• _Instructions to follow_:
In the data below, find every line with the word "Specify" and copy it out.

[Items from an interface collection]
^^^^^^^^^^^^^^^^

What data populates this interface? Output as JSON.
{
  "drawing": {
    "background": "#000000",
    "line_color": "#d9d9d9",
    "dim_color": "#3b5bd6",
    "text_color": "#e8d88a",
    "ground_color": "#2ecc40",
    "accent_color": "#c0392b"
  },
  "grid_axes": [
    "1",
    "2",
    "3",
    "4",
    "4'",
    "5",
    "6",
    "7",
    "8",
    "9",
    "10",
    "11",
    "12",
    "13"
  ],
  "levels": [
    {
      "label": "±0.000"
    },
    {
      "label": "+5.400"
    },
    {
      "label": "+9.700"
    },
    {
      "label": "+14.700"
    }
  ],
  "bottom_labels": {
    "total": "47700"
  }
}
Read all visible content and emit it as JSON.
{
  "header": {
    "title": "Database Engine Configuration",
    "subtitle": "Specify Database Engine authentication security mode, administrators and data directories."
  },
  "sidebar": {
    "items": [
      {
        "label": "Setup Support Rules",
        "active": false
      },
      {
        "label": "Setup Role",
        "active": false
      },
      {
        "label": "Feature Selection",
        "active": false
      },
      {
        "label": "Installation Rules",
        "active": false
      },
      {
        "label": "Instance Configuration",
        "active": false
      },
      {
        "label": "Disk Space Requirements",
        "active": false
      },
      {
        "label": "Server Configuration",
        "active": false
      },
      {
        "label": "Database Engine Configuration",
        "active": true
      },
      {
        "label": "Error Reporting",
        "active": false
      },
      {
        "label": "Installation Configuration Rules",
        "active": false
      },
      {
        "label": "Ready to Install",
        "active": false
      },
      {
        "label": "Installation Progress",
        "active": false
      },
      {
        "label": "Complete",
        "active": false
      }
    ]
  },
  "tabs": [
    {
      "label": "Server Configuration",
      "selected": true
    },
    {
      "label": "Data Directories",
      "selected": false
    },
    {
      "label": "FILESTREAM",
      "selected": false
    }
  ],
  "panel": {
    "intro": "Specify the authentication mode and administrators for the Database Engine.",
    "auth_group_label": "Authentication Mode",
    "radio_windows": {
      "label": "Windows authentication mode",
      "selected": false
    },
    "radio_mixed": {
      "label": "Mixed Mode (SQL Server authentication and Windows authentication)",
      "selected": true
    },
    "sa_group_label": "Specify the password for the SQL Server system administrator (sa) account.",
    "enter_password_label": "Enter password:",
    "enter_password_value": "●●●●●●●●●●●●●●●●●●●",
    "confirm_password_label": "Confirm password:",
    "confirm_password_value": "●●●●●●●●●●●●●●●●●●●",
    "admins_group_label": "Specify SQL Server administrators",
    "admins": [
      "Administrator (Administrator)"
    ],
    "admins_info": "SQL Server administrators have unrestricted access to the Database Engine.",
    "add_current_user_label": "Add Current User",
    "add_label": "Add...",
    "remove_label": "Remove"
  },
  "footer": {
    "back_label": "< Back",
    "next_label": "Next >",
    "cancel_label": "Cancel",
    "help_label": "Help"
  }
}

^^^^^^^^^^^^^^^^

• _Answer_:
    "subtitle": "Specify Database Engine authentication security mode, administrators and data directories."
    "intro": "Specify the authentication mode and administrators for the Database Engine.",
    "sa_group_label": "Specify the password for the SQL Server system administrator (sa) account.",
    "admins_group_label": "Specify SQL Server administrators",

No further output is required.